I get it. If the point, I guess, is to really stand apart from genre and do your own thing or invent your own thing, which you guys did, then after a while you get respected in your own right for whatever it is, and then you're gonna get elevated to, at least in [terms of] publicity and all the rest of this stuff, the stature of all of these other bands that are firmly in these other genres.


And then where does that leave you?

Well, it leaves us as being the dudes...nobody knows what the fuck to call us.

[laughs] So who's going to do the tour with you?

Coalesce is going to be on part of it. And then this band Gaza will be one of the openers. Another band on [singer] Jake [Bannon]'s label called Lewd Acts – they're fuckin' awesome. A band called Black Breath, from Seattle, who is one of my favorite newer bands. They're kinda like a hardcore band that's influenced by the whole early Swedish death metal scene, like Dismember and Entombed and stuff like that. And then, actually, I think part of it is gonna be with Thursday. That might be interesting, we'll see.

MORE from The New Golden Age of Metal...


John Campbell of Lamb Of God

 Honestly, I never saw the bass and was like, “I’m going to play bass.” I had friends [and] the opportunity to play music came up…they had a house with stuff set up, and I was playing my friend’s drums with his roommates and the bass playin’ roommate took off for the summer. My friends whose drums they were was like, “Hey, why don’t you just let me play my drums and you can play Mike’s bass rig.” And that was when I was 18, and that’s how I ended up playing bass.

Nate Mendel: Foo Fighter to Frontman

For their eighth studio album, Foo Fighters decided to shake things up a bit. Instead of setting up camp in a single studio for weeks or months, the band figured they’d take their songs on the road, getting inspired by historic music scenes, and recording each track in a different city.

Sharlee D’angelo of Arch Enemy

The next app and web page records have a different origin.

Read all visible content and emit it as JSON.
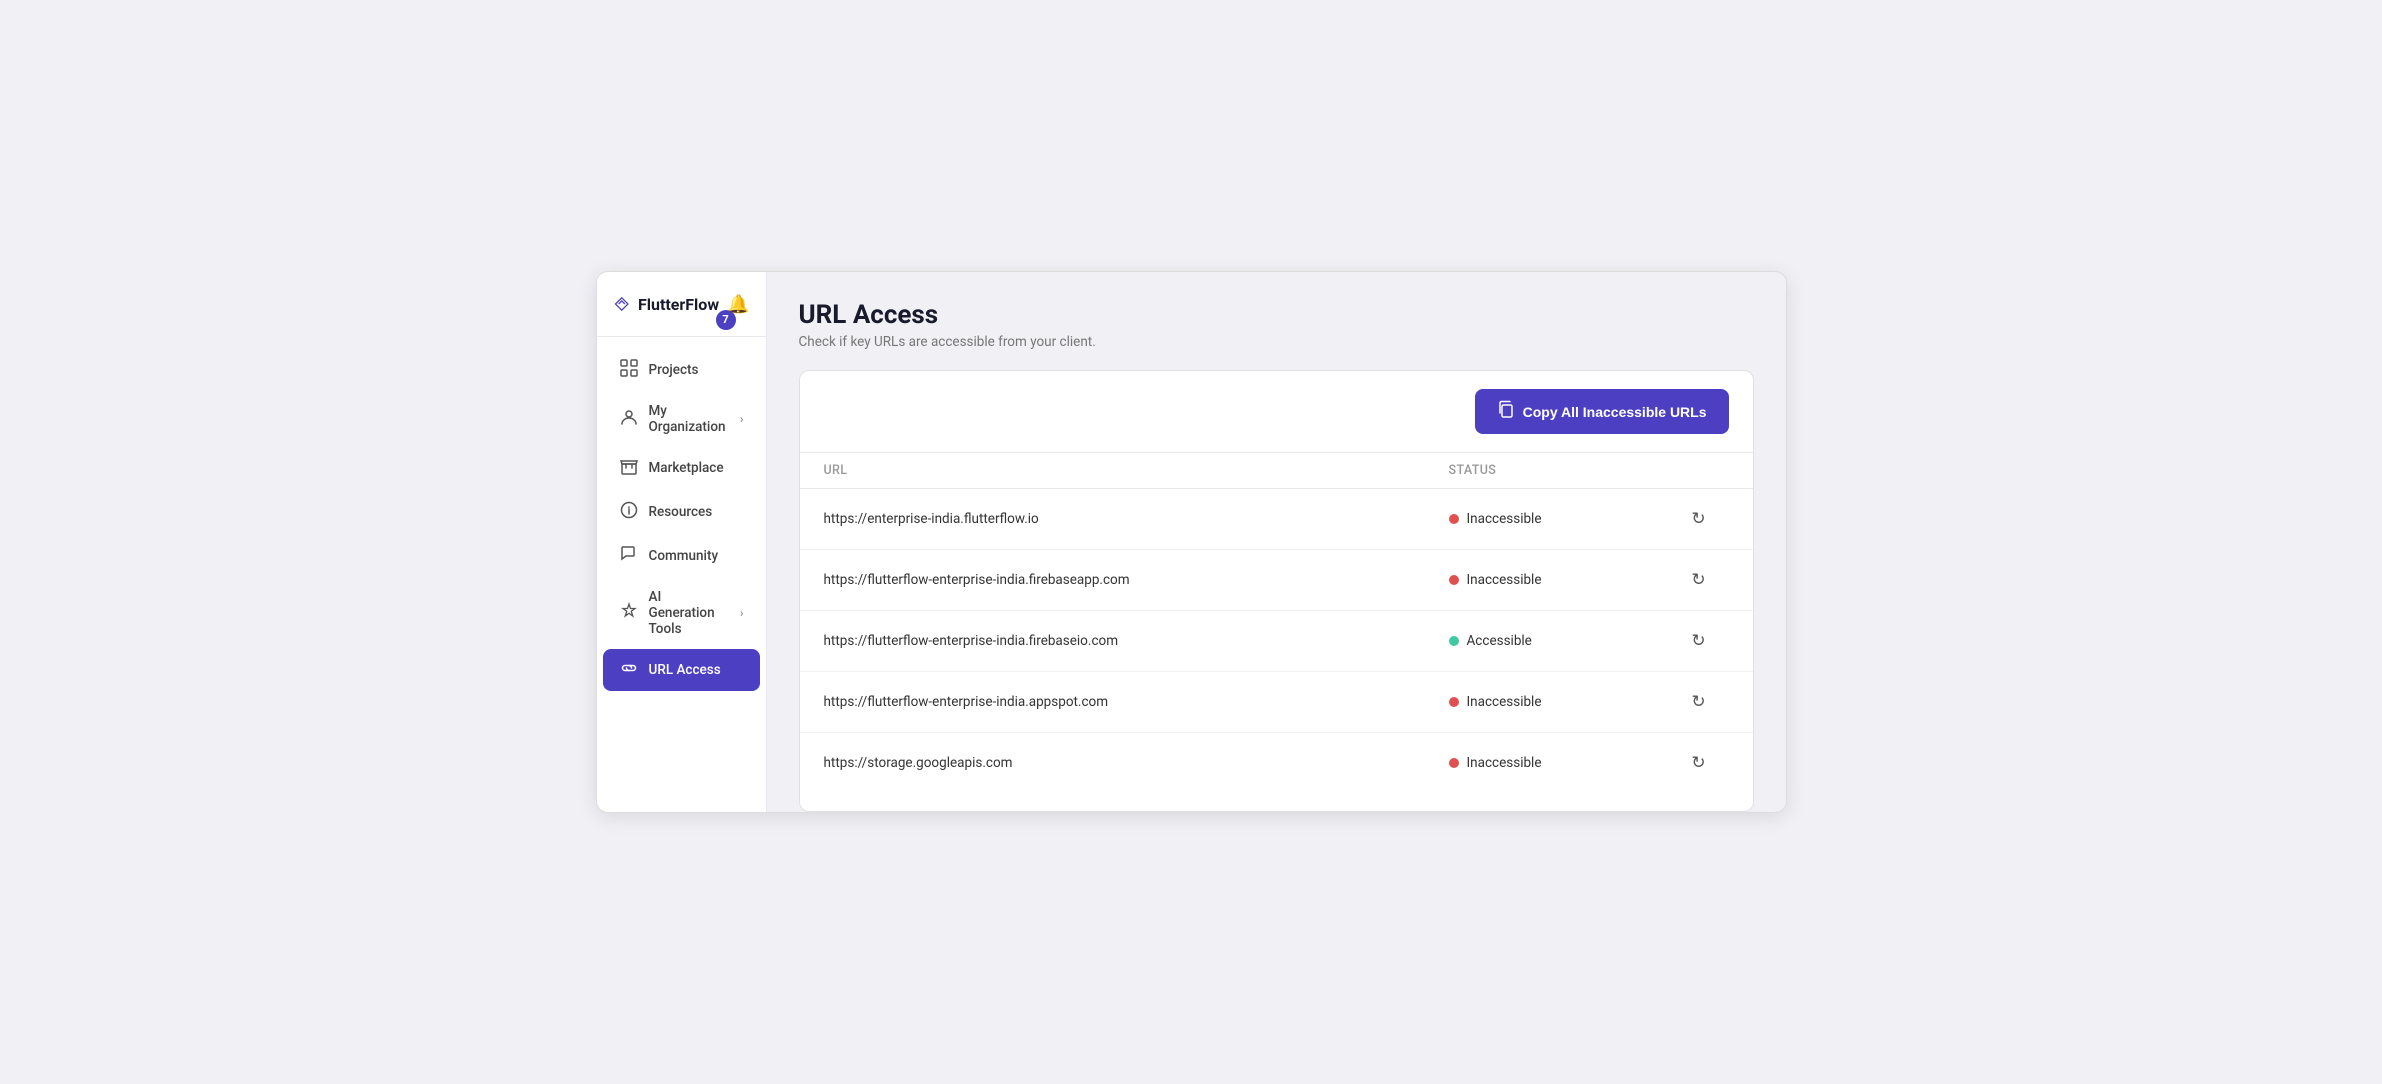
{
  "app": {
    "name": "FlutterFlow",
    "notification_count": "7"
  },
  "sidebar": {
    "items": [
      {
        "id": "projects",
        "label": "Projects",
        "icon": "⊞",
        "has_chevron": false
      },
      {
        "id": "my-organization",
        "label": "My Organization",
        "icon": "👤",
        "has_chevron": true
      },
      {
        "id": "marketplace",
        "label": "Marketplace",
        "icon": "🏪",
        "has_chevron": false
      },
      {
        "id": "resources",
        "label": "Resources",
        "icon": "❓",
        "has_chevron": false
      },
      {
        "id": "community",
        "label": "Community",
        "icon": "💬",
        "has_chevron": false
      },
      {
        "id": "ai-generation-tools",
        "label": "AI Generation Tools",
        "icon": "✦",
        "has_chevron": true
      }
    ],
    "active_item": {
      "id": "url-access",
      "label": "URL Access",
      "icon": "🔗"
    }
  },
  "page": {
    "title": "URL Access",
    "subtitle": "Check if key URLs are accessible from your client."
  },
  "toolbar": {
    "copy_button_label": "Copy All Inaccessible URLs"
  },
  "table": {
    "columns": {
      "url": "URL",
      "status": "Status"
    },
    "rows": [
      {
        "url": "https://enterprise-india.flutterflow.io",
        "status": "Inaccessible",
        "status_type": "inaccessible"
      },
      {
        "url": "https://flutterflow-enterprise-india.firebaseapp.com",
        "status": "Inaccessible",
        "status_type": "inaccessible"
      },
      {
        "url": "https://flutterflow-enterprise-india.firebaseio.com",
        "status": "Accessible",
        "status_type": "accessible"
      },
      {
        "url": "https://flutterflow-enterprise-india.appspot.com",
        "status": "Inaccessible",
        "status_type": "inaccessible"
      },
      {
        "url": "https://storage.googleapis.com",
        "status": "Inaccessible",
        "status_type": "inaccessible"
      }
    ]
  },
  "colors": {
    "brand": "#4c3fc1",
    "inaccessible": "#e05050",
    "accessible": "#40c9a0"
  }
}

I think it’s great actually that people are getting interested in musicianship as such again – especially the guitar players, you’d be amazed by how fast they are, and their technique and everything. And some of them, you give them a few more years and I think someone will probably come up with stuff even better. So I think it’s a good thing. People start out playing a lot of technical stuff and then after a while they’ll probably slow down a little bit and just use whatever musical abilities they have to go to the next level.

Dan Briggs of Between The Buried and Me

As far as when we’re writing, we approach every song differently, but it's always just starting somewhere and not knowing exactly where the song is gonna go. Someone might have a part pre-written that is some sort of down tempo, boom-chuck-type thing, or a piano thing, and we'll be like “oh, that's cool” and it'll spark ideas for how to get there and how to get out of it.

Jeroen Paul Thesseling of Obscura

Maybe the reason why the bass work sounds a little different than on most metal albums, and death metal albums, is because I [was] working with Pestilence in the early 90s. And I was recording bass for their fourth album, Spheres. And at that time, the metal scene was totally not open-minded at all. We were very much into fusion and jazz, and we had this idea for a different direction and, actually, those guys gave me carte blanche – they gave me all the space I needed to put my own stamp on the album. So bass was, first of all, very audible on the record. But also, it was my first chance in death metal to put my own stamp on a death metal production.

Byron Stroud of Fear Factory

I find a lot bass players – especially [bassists who] played with Devin before me – they're like guitar players that play bass, or just come along and start playing bass. I think I brought a different thought process to it. I came in as a bass player, and musically that's about it. But I bring in a lot of [the] business side of things too. A lot of bands, especially with Strapping, didn't have any kind of business direction, and I came on board and definitely helped with that.